PARIS (AP) — A botched attempt to break into the iPhone of an Arab activist using hitherto unknown espionage software has trigged a global upgrade of Apple’s mobile operating system, researchers said Thursday.
The spyware took advantage of three previously undisclosed weaknesses in Apple’s mobile operating system to take complete control of iPhone devices, according to reports published Thursday by the San Francisco-based Lookout smartphone security company and internet watchdog group Citizen Lab. Both reports fingered the NSO Group, an Israeli company with a reputation for flying under the radar, as the author of the spyware.

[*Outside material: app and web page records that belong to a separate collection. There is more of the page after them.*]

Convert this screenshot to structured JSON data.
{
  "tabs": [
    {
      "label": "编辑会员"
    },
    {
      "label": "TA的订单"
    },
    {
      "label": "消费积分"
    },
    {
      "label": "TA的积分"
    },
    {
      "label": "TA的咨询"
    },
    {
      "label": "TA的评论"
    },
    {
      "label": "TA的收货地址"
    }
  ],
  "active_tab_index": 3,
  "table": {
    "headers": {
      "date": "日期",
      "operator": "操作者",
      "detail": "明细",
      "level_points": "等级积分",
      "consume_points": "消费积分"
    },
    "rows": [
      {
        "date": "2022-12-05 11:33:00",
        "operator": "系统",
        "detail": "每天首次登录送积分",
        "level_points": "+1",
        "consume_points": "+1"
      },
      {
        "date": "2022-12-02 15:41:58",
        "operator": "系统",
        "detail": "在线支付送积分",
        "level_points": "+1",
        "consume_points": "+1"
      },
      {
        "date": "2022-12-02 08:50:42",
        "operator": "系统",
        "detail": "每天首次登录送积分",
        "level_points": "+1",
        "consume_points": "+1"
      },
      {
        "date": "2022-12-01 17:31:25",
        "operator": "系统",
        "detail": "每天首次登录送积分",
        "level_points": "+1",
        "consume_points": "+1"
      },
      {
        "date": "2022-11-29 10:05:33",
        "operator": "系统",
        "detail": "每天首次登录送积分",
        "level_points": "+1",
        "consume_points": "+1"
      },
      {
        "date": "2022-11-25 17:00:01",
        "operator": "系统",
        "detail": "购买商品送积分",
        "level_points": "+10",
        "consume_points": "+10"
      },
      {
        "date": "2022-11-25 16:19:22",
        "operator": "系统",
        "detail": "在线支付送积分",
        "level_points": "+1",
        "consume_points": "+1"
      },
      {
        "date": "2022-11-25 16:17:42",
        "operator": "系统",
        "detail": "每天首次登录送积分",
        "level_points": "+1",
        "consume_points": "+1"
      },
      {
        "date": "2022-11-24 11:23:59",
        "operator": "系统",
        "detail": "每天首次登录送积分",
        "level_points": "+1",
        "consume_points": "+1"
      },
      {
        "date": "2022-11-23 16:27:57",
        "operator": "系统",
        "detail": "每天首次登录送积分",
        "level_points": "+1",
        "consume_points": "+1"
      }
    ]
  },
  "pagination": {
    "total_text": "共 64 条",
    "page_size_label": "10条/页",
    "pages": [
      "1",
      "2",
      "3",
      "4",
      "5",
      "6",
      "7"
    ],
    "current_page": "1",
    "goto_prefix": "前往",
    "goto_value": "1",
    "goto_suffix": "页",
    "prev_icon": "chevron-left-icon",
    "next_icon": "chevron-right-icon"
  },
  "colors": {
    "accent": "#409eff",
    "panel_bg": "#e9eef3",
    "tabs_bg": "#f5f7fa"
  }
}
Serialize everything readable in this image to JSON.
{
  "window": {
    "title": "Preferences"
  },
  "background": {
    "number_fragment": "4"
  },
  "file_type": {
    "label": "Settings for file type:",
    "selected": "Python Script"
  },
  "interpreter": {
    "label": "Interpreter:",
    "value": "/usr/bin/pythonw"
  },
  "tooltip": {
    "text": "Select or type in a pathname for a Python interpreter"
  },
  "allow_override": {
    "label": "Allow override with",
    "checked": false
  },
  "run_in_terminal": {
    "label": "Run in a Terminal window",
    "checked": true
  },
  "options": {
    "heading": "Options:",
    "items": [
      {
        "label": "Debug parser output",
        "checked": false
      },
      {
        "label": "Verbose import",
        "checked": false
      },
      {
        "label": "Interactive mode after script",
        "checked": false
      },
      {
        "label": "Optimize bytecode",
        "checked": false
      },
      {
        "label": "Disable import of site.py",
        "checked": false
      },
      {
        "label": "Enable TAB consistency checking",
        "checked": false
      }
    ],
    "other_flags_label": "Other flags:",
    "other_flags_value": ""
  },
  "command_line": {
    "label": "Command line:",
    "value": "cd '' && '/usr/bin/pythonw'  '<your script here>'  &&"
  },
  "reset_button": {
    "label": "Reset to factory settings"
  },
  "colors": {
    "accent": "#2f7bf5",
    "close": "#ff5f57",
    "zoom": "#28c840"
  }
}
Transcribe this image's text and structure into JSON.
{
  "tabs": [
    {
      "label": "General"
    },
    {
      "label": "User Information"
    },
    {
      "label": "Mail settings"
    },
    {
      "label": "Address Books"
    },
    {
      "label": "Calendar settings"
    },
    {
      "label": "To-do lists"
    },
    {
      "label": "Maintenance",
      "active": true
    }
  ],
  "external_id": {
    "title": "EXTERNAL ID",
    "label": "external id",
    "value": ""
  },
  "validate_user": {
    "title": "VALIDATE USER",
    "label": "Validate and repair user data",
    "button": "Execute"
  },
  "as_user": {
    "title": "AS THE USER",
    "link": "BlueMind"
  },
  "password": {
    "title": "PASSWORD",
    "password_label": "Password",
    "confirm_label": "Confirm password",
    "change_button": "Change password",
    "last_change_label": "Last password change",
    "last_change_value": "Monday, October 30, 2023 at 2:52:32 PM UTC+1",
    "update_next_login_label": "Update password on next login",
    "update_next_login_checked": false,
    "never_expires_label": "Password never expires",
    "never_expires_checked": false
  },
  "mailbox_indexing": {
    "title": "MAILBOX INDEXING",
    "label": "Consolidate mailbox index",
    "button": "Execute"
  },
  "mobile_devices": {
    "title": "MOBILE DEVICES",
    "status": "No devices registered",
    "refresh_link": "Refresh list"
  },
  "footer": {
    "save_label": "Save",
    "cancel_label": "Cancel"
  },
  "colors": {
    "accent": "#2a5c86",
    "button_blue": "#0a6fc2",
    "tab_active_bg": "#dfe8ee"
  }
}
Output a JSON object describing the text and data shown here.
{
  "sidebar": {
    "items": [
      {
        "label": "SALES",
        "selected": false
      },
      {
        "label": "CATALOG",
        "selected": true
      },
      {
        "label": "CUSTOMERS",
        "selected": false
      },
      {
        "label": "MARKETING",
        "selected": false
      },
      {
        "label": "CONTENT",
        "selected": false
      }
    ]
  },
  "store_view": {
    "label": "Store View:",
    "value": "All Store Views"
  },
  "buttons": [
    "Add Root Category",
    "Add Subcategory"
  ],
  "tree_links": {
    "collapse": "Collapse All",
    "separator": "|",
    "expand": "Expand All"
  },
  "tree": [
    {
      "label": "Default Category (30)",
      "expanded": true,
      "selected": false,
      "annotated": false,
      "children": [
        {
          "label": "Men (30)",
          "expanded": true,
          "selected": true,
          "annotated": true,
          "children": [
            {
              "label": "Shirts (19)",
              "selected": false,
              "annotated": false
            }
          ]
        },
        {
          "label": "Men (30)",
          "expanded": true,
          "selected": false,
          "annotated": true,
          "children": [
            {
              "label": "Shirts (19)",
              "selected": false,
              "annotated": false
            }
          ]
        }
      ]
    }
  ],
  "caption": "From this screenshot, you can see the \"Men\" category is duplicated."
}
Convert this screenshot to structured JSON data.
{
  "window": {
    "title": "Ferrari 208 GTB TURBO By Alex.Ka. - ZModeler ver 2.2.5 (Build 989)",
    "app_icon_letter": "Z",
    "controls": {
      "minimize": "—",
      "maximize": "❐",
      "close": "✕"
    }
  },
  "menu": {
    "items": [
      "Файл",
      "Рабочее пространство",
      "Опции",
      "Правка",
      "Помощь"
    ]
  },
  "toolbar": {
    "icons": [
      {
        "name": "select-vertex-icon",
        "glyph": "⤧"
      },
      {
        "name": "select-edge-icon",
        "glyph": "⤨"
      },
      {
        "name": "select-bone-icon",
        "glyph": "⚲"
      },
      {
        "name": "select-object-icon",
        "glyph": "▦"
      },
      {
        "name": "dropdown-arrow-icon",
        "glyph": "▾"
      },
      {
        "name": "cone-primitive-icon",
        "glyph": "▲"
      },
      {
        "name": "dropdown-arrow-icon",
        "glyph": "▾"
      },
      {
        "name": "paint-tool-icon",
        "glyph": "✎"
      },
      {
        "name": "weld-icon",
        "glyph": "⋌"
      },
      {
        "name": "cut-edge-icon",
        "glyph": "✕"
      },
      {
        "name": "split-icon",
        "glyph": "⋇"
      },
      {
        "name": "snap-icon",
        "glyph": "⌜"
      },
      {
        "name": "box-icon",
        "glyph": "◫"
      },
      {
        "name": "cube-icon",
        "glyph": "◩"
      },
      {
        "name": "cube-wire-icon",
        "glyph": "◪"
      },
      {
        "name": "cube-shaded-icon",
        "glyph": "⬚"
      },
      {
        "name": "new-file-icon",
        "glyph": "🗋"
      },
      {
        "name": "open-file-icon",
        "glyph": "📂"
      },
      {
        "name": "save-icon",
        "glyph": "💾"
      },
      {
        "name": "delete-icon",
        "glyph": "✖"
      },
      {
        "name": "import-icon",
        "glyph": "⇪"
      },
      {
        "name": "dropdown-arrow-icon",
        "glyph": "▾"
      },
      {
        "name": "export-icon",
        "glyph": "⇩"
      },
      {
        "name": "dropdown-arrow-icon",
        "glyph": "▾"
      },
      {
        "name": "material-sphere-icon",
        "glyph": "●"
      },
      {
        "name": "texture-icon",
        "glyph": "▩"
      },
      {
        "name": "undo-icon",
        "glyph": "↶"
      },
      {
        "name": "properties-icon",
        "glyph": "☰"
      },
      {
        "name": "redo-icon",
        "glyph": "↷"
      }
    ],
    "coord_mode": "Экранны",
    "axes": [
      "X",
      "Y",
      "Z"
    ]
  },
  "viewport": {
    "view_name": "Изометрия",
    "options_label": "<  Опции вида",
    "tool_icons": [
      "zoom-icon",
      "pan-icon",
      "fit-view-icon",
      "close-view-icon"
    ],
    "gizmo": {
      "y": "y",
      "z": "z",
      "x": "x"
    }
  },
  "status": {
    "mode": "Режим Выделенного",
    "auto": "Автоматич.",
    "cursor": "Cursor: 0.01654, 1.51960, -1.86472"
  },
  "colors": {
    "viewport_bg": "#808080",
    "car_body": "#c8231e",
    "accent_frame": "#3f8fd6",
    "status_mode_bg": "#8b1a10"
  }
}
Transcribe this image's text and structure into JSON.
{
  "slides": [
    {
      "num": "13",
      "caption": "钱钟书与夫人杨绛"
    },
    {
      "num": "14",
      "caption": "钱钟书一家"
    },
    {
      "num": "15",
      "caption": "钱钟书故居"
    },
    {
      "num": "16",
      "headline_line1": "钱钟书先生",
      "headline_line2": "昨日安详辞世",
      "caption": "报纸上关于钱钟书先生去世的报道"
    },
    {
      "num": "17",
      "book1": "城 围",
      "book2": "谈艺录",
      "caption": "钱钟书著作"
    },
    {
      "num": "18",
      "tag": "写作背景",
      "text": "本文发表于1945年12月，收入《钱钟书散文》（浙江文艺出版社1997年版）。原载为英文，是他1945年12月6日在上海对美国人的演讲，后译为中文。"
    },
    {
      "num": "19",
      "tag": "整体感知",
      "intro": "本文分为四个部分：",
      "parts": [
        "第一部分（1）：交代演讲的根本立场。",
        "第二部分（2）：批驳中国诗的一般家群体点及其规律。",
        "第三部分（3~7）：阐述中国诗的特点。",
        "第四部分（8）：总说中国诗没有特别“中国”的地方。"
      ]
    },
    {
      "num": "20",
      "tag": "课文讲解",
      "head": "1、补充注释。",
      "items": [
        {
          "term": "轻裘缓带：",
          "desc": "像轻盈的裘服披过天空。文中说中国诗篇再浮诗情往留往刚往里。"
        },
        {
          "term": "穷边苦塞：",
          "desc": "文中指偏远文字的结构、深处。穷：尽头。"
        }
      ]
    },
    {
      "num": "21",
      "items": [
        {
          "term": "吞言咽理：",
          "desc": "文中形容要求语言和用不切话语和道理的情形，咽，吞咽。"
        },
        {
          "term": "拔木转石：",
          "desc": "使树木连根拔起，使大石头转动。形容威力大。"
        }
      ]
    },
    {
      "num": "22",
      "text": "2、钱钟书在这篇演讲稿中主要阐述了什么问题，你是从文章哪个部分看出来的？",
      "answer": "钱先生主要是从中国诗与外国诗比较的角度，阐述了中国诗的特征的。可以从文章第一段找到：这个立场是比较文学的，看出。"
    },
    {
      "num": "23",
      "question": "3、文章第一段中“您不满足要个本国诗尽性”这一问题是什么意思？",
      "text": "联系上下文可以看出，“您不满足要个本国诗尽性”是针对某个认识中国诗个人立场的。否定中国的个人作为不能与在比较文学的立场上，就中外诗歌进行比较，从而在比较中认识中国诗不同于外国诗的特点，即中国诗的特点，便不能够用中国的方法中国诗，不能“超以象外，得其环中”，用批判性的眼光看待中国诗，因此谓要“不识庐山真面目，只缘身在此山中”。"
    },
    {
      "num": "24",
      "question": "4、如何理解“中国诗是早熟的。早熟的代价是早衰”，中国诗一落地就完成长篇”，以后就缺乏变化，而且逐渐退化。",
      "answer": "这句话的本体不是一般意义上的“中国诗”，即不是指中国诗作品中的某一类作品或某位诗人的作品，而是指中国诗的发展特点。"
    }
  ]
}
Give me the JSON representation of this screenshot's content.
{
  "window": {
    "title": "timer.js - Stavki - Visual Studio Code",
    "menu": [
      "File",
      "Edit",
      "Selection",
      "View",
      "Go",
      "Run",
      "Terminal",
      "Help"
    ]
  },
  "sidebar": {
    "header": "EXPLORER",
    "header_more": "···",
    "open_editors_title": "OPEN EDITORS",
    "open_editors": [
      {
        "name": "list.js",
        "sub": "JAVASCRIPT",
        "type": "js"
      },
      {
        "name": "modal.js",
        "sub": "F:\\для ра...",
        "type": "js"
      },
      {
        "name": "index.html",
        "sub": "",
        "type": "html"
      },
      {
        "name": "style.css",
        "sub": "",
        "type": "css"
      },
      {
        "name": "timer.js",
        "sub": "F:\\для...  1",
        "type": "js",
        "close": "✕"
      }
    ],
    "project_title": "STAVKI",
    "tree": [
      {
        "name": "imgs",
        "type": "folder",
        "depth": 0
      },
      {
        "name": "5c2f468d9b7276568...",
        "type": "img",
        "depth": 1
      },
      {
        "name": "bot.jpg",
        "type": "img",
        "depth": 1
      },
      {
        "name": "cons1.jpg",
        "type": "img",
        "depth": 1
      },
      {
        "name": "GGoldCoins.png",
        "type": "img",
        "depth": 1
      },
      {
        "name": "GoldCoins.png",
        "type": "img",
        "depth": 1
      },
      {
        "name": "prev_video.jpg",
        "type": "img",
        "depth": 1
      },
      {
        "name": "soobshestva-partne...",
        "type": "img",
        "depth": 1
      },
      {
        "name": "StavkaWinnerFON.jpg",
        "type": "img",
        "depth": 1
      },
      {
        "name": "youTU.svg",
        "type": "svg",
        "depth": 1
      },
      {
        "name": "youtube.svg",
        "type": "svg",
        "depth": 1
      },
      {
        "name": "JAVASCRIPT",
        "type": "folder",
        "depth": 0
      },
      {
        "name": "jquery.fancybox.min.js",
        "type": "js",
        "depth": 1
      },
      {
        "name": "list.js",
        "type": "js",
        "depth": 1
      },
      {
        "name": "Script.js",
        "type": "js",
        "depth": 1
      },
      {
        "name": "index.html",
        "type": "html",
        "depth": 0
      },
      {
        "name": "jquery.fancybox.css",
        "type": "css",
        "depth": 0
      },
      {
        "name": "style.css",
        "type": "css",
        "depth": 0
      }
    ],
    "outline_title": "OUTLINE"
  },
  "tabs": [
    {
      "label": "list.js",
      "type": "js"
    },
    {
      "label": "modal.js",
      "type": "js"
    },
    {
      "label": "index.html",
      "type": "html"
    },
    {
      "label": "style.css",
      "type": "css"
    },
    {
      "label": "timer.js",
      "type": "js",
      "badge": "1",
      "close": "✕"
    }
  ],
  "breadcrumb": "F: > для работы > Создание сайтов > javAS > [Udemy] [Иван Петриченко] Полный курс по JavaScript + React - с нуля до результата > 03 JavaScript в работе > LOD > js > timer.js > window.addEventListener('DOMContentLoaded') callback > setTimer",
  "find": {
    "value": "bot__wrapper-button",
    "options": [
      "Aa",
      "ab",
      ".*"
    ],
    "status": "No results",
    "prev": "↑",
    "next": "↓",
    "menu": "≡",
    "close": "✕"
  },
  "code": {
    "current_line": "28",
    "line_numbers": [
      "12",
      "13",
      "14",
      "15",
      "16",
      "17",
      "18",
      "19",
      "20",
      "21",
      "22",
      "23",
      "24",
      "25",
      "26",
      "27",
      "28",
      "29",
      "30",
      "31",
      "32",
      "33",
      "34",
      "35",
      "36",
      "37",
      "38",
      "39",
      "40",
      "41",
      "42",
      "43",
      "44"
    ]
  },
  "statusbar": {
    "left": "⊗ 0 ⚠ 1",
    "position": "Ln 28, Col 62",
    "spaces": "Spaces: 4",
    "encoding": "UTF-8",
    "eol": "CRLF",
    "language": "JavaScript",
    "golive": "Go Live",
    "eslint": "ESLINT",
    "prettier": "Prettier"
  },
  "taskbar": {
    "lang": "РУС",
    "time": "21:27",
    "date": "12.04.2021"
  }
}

“The threat actor has never been caught before,” said Mike Murray, a researcher with Lookout, describing the program as “the most sophisticated spyware package we have seen in the market.”
The reports issued by Lookout and Citizen Lab – based at the University of Toronto’s Munk School of Global Affairs – outlined how an iPhone could be completely compromised with the tap of a finger, a trick so coveted in the world of cyberespionage that in November a spyware broker said it had paid a $1 million dollar bounty to programmers who’d found a way to do it. Such a compromise would give hackers full control over the phone, allowing them to eavesdrop on calls, harvest messages, activate cameras and microphones and drain the device of its personal data.